Jared and Faith were nice enough to drive us to Tel Aviv, so we gorged ourselves on sushi, enjoying the decidedly unkosher crispy baconmaki, and then spent a few hours on the beach. Once the fine sand had infiltrated every crevice, I bandited a quick open-air shower before hopping on a plane for fifteen hours. Sadly, the Philadelphia Chick-fil-a was closed due to our arrival on the Christian sabbath, so the trip was not a total success. Instead, I will leave you with the enduring image of Nasrallah stroking his beard.
To finish off our epic journey, we spent a day and night in the breathtaking desert landscape at Wadi Rum. We started with a short camel ride from the village to Lawrence Spring, aided by two young Bedouin boys. Then our guide Saleh picked us up with his 4×4, and we continued the rest of the way by modern conveyance. We visited natural rock bridges, ancient Nabatean petroglyphs, twisting siqs and huge sand dunes. We had two excellent home cooked meals, and watched from sunset to moonrise at his tent. For the evening we were joined by a French family, three small cats, and their innumerable fleas. No camel spiders, though.
We arrived back in Bethlehem after sixteen hours of travel, ready for a shower and a real bed. Jared did not disappoint.
I dragged Ruth around the whole of Petra today. The sun was fierce, but the air was cool, and we climbed to some of the lesser visited spots. Still as incredible as I remember it.
Spent our days in Damascus shopping during the day and drinking at night. We’re constantly in a state of mild dehydration, so two beers is usually enough. Not ten minutes after Ruth complained that we weren’t meeting enough locals on our trip, a Syrian/French couple invited us over to their table. They had seen us earlier in the day at the spice shop, recognized us in a bar, and proceded to buy us drinks and shisha for the rest of the evening. At first I suspected international espionage, but they were really just a sweet couple wanting to practice english. We discussed the state of the fashion industry, married life, and even some politics, while serenaded by an oud/tambourine duo. It’s a shame that this country has such a bad international reputation, as the people are incredibly friendly.
Spent the next day in bed with the itis, which made me glad I sprang for the ensuite room with air conditioning. No Aleppo for us, just a logey day in Damascus. Ruth went out shopping, and brought me back some orange juice, which I dutifully drank and then promptly expelled. She was a good sport about it, though. Felt good enough by dinner time for a little walk around town, but it was soon time to retire. Back on my feet in the morning, so at least it was short lived.

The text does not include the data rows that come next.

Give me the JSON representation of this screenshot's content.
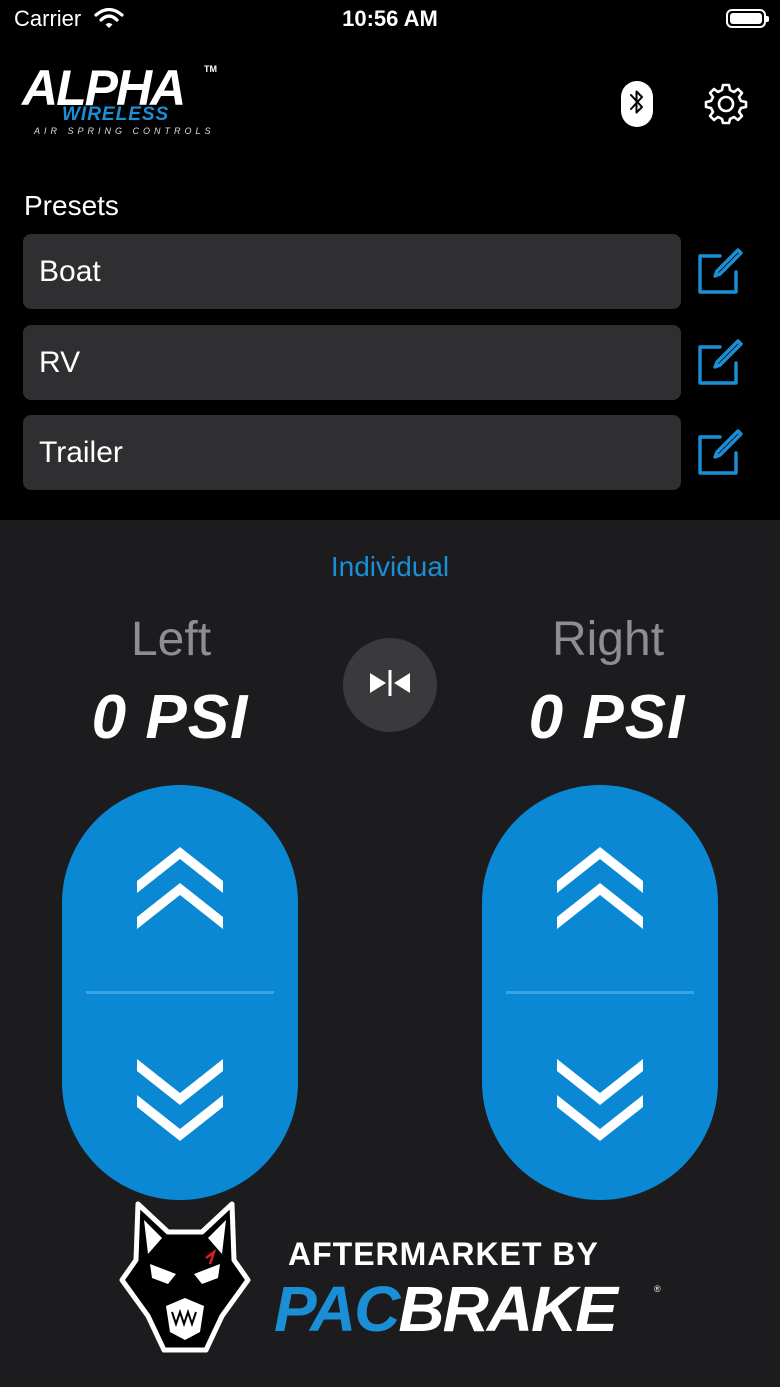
{
  "status_bar": {
    "carrier": "Carrier",
    "time": "10:56 AM"
  },
  "logo": {
    "main": "ALPHA",
    "tm": "TM",
    "wireless": "WIRELESS",
    "subtitle": "AIR SPRING CONTROLS"
  },
  "header_icons": [
    "bluetooth-icon",
    "gear-icon"
  ],
  "presets": {
    "title": "Presets",
    "items": [
      {
        "label": "Boat"
      },
      {
        "label": "RV"
      },
      {
        "label": "Trailer"
      }
    ]
  },
  "control": {
    "mode_label": "Individual",
    "left": {
      "label": "Left",
      "pressure": "0 PSI"
    },
    "right": {
      "label": "Right",
      "pressure": "0 PSI"
    }
  },
  "footer": {
    "aftermarket": "AFTERMARKET BY",
    "brand_part1": "PAC",
    "brand_part2": "BRAKE",
    "registered": "®"
  },
  "colors": {
    "accent": "#1a8fd6",
    "pill": "#0a88d4",
    "panel_bg": "#1c1c1e",
    "preset_bg": "#2f2f31"
  }
}
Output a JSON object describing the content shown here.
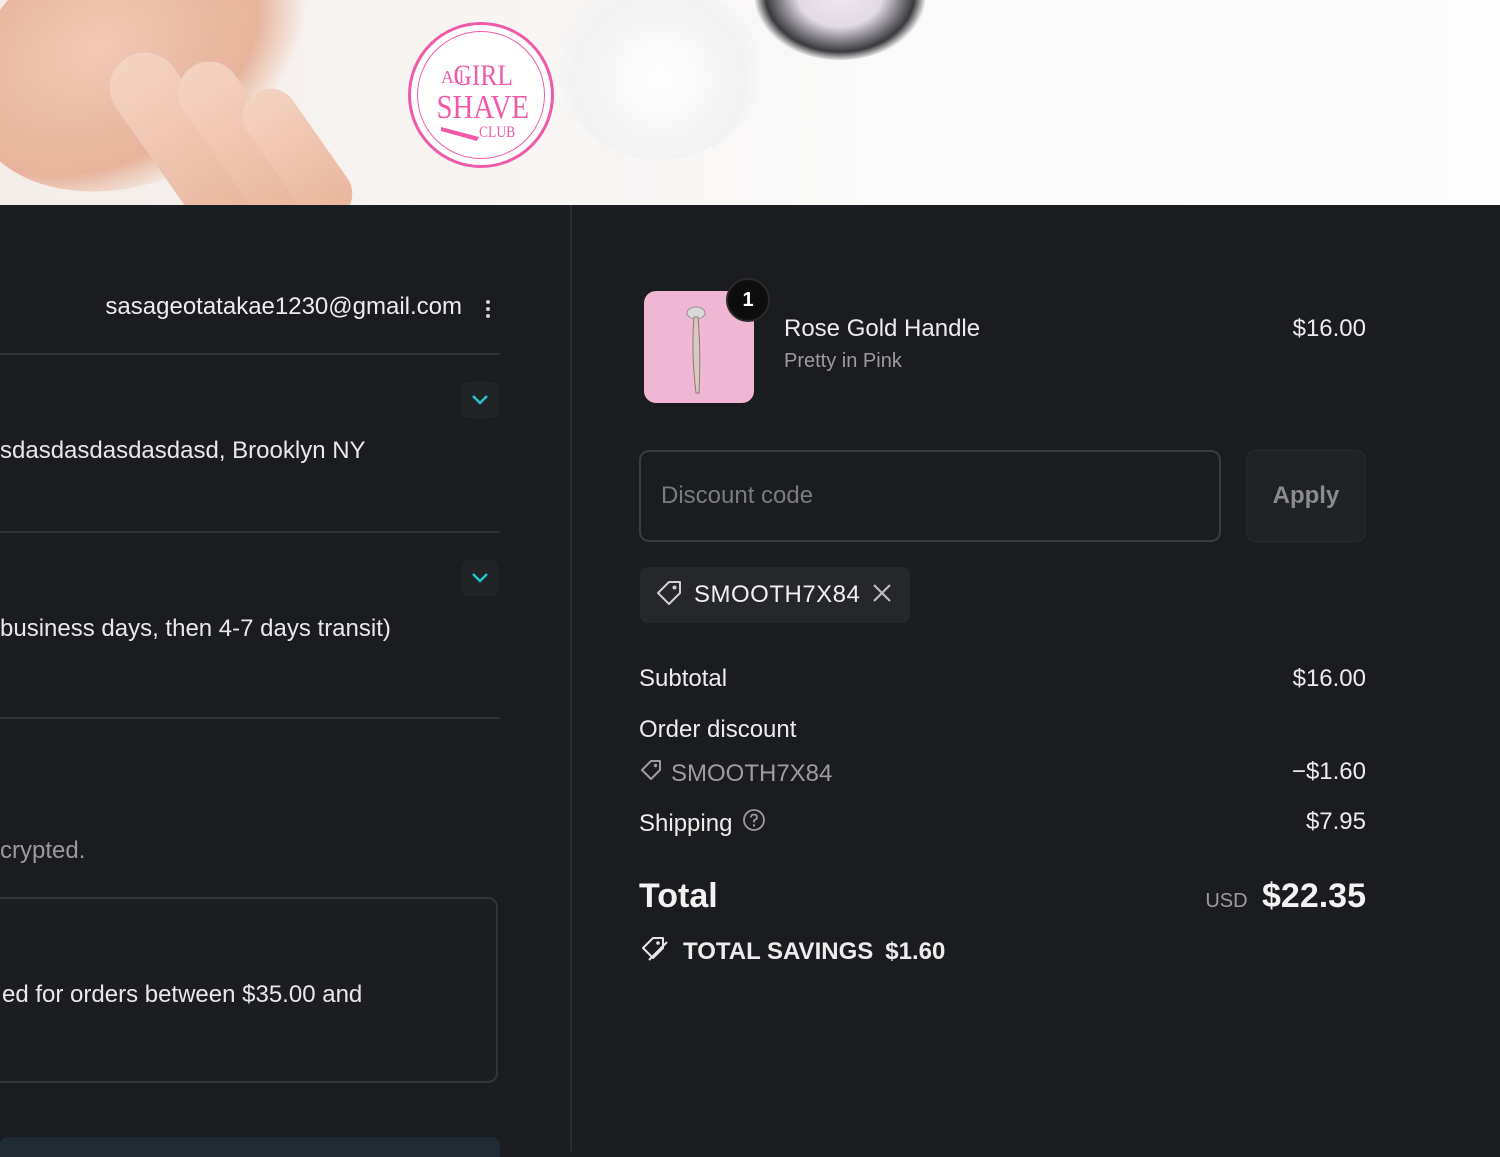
{
  "brand": {
    "logo_text": [
      "All",
      "GIRL",
      "SHAVE",
      "CLUB"
    ],
    "logo_color": "#ef5aa8"
  },
  "contact": {
    "email": "sasageotatakae1230@gmail.com"
  },
  "sections": {
    "ship_to_value": "sdasdasdasdasdasd, Brooklyn NY",
    "method_value": "business days, then 4-7 days transit)",
    "payment_note": "crypted.",
    "notice_text": "ed for orders between $35.00 and"
  },
  "cart": {
    "items": [
      {
        "name": "Rose Gold Handle",
        "variant": "Pretty in Pink",
        "price": "$16.00",
        "quantity": "1"
      }
    ]
  },
  "discount": {
    "placeholder": "Discount code",
    "apply_label": "Apply",
    "applied_code": "SMOOTH7X84"
  },
  "summary": {
    "subtotal_label": "Subtotal",
    "subtotal_value": "$16.00",
    "order_discount_label": "Order discount",
    "order_discount_code": "SMOOTH7X84",
    "order_discount_value": "−$1.60",
    "shipping_label": "Shipping",
    "shipping_value": "$7.95",
    "total_label": "Total",
    "currency": "USD",
    "total_value": "$22.35",
    "savings_label": "TOTAL SAVINGS",
    "savings_value": "$1.60"
  },
  "colors": {
    "background": "#1b1c1f",
    "accent_teal": "#27c0cf",
    "product_bg": "#f0b7d5"
  },
  "icons": [
    "kebab-menu-icon",
    "chevron-down-icon",
    "tag-icon",
    "close-icon",
    "help-circle-icon",
    "savings-tag-icon"
  ]
}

Leaving Damascus, we met a man who called himself “one legged Charlie.” He was a guide for the US troops in Lebanon before their pullout in 1983, and spoke english with a rat-pack Chicago accent. Now he translates between tourists and cabbies at the bus station, bringing a smile to both sides and swearing like a sailor. If you’re ever in Damascus, look him up, and he’ll show you around town. No bullshit, daddy-o.